Economic theories show that the direction and magnitude of the fluctuations of economic variables depend on the type and magnitude of the shocks they are faced with. Various reasons are noted for fluctuations in demands for imports, including productivity shocks. Accordingly, this research was aimed at identifying the effects of Total Factor Productivity (TFP) shocks of the agricultural sector on the demand for agricultural imports during the period 1982-2014. These shocks were divided by the Blanchard-Quah technique into two groups: permanent and temporary. Then, the effects of shocks on agricultural imports were studied by the Structural Vector Auto Regression (SVAR) Method. The results showed that, in the short and longrun, temporary and permanent TFP shocks of the agricultural sector have had a significant effect on the demand for agricultural imports, and the effect of temporary shocks was stronger than the effect of permanent ones.
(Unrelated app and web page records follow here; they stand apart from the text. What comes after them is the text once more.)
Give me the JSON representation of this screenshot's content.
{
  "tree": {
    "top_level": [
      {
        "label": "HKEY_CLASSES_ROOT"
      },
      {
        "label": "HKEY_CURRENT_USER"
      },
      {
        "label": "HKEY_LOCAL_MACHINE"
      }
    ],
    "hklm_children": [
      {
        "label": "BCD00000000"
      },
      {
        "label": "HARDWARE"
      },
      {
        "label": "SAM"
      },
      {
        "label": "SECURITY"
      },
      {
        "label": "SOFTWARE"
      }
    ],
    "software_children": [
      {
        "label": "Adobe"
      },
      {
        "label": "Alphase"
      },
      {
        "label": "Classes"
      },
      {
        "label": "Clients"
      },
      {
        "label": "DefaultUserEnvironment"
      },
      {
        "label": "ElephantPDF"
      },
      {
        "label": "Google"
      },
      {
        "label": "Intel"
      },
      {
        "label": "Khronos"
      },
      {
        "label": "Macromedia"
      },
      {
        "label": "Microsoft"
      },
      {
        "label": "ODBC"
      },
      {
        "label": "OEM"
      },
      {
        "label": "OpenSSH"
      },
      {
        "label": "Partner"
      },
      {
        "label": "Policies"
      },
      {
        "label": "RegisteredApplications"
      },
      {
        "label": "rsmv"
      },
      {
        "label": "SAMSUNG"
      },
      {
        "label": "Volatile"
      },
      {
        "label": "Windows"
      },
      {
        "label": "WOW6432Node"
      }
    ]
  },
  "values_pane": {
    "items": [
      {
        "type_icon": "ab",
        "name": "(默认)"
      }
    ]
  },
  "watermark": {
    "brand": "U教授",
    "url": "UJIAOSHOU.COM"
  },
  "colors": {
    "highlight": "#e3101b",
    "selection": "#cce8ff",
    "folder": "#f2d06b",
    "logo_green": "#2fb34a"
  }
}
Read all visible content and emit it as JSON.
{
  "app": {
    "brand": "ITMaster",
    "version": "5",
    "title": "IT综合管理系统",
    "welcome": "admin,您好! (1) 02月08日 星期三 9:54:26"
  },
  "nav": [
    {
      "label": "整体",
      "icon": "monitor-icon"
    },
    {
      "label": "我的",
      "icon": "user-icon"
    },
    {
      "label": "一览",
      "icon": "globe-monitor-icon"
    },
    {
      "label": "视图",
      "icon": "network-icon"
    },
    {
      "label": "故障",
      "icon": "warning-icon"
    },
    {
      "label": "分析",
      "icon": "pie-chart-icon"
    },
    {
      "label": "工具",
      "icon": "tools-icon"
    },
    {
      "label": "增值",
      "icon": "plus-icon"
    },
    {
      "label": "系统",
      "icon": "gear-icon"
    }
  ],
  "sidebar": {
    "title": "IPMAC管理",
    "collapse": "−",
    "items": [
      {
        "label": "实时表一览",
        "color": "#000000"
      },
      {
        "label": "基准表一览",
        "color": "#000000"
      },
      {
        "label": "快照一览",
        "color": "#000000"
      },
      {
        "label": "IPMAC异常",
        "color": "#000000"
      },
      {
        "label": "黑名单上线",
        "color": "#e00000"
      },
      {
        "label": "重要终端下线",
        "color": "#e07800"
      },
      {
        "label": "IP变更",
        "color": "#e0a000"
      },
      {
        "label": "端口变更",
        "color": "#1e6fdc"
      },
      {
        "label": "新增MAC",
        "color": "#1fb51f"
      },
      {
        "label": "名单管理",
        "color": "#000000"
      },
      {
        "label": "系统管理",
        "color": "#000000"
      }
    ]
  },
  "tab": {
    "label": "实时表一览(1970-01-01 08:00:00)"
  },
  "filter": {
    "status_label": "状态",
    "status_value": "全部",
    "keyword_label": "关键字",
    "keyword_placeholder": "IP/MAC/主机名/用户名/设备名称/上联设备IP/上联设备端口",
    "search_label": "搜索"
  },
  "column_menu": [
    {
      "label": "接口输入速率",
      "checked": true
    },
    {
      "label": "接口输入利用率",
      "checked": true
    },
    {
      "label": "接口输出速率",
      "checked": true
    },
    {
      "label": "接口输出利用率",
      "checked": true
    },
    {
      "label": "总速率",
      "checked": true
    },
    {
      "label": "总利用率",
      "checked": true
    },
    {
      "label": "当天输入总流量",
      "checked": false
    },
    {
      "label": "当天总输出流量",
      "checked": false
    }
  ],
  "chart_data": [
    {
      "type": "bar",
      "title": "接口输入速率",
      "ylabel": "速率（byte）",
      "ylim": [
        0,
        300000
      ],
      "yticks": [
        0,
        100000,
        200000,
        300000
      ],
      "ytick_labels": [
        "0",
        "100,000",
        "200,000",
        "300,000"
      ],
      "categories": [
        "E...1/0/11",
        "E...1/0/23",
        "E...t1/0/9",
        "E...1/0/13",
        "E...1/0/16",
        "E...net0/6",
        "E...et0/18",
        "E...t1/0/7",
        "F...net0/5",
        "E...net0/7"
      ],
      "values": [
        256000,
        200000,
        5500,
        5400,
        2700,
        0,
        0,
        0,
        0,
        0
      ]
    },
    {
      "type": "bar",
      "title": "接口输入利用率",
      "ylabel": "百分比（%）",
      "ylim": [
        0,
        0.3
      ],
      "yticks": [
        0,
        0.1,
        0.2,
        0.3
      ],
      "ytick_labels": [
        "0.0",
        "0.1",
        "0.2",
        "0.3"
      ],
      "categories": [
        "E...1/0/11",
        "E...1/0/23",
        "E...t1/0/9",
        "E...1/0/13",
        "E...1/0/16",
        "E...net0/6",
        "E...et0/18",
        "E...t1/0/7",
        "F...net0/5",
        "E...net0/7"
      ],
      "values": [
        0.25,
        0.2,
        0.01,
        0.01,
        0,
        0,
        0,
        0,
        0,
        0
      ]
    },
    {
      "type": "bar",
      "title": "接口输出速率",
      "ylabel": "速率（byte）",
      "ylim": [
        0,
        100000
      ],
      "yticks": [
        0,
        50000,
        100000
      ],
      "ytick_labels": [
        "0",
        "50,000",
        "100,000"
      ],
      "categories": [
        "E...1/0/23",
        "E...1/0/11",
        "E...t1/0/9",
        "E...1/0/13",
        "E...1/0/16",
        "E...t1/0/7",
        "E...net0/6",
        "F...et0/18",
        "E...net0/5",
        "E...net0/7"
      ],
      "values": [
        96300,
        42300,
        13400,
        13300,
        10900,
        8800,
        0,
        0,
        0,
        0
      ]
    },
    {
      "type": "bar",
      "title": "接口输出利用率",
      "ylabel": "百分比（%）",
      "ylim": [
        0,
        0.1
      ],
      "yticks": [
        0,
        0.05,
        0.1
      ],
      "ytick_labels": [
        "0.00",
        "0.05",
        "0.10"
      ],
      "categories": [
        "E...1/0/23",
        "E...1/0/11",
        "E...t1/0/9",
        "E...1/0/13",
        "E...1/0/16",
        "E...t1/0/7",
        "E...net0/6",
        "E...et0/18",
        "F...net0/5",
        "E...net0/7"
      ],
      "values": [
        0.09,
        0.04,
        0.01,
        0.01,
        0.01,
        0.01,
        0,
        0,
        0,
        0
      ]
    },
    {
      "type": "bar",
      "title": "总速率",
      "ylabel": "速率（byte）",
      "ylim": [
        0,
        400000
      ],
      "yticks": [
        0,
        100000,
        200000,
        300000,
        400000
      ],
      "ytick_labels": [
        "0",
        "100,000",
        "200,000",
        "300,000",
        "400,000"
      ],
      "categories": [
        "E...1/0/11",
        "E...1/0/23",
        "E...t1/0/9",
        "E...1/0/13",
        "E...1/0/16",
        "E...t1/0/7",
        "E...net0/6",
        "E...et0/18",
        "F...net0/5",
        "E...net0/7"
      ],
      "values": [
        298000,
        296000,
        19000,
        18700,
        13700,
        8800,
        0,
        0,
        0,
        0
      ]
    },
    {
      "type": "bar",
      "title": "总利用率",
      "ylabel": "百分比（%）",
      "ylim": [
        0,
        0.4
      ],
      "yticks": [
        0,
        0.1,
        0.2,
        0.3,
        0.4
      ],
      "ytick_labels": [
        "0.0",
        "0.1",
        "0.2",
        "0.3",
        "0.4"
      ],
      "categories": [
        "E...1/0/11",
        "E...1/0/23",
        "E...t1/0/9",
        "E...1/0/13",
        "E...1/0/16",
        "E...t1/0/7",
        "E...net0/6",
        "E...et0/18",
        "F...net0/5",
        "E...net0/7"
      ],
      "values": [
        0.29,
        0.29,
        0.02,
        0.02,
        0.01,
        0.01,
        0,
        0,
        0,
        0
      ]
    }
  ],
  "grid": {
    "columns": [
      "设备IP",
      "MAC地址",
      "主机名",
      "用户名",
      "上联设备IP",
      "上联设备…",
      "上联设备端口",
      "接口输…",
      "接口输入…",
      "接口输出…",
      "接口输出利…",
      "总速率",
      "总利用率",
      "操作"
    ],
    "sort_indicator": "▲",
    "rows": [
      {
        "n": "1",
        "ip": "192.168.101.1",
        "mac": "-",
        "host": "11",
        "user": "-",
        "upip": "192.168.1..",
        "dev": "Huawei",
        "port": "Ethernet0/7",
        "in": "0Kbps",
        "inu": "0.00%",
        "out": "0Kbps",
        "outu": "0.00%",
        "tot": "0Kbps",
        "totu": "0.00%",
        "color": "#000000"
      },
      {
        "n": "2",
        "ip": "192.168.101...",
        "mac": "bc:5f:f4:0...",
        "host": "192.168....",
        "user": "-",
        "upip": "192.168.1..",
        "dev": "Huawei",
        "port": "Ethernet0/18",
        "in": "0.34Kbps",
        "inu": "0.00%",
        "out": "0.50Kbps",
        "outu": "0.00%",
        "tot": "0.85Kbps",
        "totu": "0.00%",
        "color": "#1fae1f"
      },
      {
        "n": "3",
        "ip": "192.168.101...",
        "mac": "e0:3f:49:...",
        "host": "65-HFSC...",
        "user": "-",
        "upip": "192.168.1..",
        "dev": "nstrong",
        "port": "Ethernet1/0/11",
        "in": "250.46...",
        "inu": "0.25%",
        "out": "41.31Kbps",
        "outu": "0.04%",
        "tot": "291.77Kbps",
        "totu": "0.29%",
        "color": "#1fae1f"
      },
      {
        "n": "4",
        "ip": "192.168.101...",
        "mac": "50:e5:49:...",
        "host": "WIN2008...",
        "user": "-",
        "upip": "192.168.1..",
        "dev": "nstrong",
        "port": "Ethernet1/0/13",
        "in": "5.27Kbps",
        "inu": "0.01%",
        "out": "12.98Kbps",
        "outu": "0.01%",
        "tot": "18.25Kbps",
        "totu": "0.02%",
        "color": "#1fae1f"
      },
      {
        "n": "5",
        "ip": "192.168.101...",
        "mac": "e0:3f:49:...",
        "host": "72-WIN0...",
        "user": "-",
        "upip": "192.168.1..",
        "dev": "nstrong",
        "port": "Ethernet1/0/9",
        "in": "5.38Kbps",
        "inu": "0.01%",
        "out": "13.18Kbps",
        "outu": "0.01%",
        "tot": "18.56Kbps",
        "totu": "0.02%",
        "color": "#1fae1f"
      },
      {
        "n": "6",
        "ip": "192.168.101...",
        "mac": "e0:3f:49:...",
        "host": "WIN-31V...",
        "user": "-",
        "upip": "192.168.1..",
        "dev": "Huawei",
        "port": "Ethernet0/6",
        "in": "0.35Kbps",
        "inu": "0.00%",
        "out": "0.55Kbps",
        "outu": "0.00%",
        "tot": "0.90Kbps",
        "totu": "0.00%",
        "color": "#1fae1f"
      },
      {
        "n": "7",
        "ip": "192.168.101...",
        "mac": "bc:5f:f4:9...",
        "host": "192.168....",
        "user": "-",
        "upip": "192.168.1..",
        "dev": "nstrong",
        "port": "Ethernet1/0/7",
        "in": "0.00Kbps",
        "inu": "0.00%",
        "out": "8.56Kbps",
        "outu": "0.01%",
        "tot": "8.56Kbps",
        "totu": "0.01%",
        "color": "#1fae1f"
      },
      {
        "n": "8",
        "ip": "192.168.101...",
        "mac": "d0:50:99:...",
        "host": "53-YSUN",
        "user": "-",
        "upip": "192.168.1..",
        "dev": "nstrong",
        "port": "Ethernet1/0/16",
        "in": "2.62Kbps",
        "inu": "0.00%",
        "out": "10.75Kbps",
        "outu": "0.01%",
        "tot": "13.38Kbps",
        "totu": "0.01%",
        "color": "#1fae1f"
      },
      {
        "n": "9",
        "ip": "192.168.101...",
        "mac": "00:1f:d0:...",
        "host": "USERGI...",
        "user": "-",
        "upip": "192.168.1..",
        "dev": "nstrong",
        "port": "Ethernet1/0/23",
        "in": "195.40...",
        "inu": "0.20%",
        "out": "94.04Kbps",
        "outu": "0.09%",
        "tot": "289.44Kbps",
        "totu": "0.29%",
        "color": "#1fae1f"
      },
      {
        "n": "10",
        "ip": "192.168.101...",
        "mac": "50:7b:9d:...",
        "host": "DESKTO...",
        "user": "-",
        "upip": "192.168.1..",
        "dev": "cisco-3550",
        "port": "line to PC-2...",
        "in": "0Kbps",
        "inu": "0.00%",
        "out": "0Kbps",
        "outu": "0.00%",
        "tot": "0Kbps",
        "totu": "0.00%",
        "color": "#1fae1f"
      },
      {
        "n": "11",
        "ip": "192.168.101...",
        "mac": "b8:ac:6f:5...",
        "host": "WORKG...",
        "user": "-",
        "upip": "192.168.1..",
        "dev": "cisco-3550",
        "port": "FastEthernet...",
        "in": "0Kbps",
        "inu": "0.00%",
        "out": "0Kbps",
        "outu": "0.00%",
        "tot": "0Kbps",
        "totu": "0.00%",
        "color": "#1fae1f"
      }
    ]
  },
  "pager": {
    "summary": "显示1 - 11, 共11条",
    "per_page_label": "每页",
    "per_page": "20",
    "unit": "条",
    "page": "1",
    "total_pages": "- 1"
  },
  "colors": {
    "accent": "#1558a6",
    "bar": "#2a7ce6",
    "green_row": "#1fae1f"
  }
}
Therefore, if the policymakers seek to reduce the demand for agricultural imports, the agricultural TFP must continuously be incremented.
- There is reverse relationship between demand for imports and TFP in the agriculturalsector.
- The primary downward response of imports to the permanent shock of TFP reached a new level of equilibrium after 19 periods (a little upper than 0).
- The initial upward response of imports is in relation to the temporary shock of TFP is rapidly reduced to zero after 10 periods and fluctuates around it.
- Fluctuations in imports are mainly explained by temporary shocks of productivity, and long-run shocks contribution is small.